Business leaders discuss Greensboro’s contract bidding process
GREENSBORO, N.C. — The city held its first focus group on Thursday to meet with representatives from with women and minority owned business to discuss how the city can work better with historically underutilized businesses.
Mark Oglesby used to own Worldwide Distribution, a construction subcontractor, that worked on projects like the new Guilford County Jail. He says running a small business is tough, but getting a City of Greensboro contract was even tougher.
“It was easy enough to start the process but … I don’t get paid on starting the process, I get paid on jobs,” said Oglesby.

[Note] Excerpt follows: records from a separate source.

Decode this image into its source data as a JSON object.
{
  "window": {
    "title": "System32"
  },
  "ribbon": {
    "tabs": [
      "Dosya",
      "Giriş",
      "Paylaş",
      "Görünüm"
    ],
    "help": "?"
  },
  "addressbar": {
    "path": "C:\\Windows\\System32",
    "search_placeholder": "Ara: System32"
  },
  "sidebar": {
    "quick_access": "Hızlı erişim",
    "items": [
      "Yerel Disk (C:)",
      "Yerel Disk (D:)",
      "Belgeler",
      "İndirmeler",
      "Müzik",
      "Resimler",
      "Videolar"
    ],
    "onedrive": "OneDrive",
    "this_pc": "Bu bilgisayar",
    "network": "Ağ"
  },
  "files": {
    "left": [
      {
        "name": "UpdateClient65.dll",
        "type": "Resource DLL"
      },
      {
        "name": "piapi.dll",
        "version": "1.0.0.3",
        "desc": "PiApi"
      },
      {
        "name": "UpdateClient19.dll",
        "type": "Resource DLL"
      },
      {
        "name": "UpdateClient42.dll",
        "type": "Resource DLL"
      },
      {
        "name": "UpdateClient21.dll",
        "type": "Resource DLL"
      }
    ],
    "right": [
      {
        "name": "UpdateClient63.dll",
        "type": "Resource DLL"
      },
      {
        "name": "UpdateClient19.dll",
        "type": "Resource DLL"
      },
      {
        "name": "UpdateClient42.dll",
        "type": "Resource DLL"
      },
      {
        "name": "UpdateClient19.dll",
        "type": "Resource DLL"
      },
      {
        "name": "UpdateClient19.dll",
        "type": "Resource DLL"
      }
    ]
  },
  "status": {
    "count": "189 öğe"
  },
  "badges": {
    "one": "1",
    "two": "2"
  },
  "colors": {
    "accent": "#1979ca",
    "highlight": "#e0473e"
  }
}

Oglesby ended up closing his business, he says because of a few factors – a bad economy, being squeezed out by larger companies, and an unequal bidding process for local government contracts.
That’s exactly what Gerry McCants wants to hear about at the focus groups as the chairperson collecting ideas to even the playing field.
“We need to do more work to make sure there’s an equal share of work for minority businesses,” said McCants.
A consultant studied how well the City of Greensboro works with women and minority owned business, and the results were terrible.
“It’s not good for business. Small businesses play a major part in terms of economic development in terms of Greensboro and the region,” said McCants.
The chair person hopes some of the ideas that come from this meeting end up changing the way the City of Greensboro does business.
The Community Relations Steering Committee for Minority and Women Business Enterprise is holding more meetings on Tuesday, September 18, 8-10 am and 6-8 pm and Thursday, September 20, 10 am to 12 noon. Each meeting will be held at the Simkins Indoor Sports Pavilion, Barber Park.
The committee will present ideas to the city and the city council could vote to change the way the city’s bidding process works.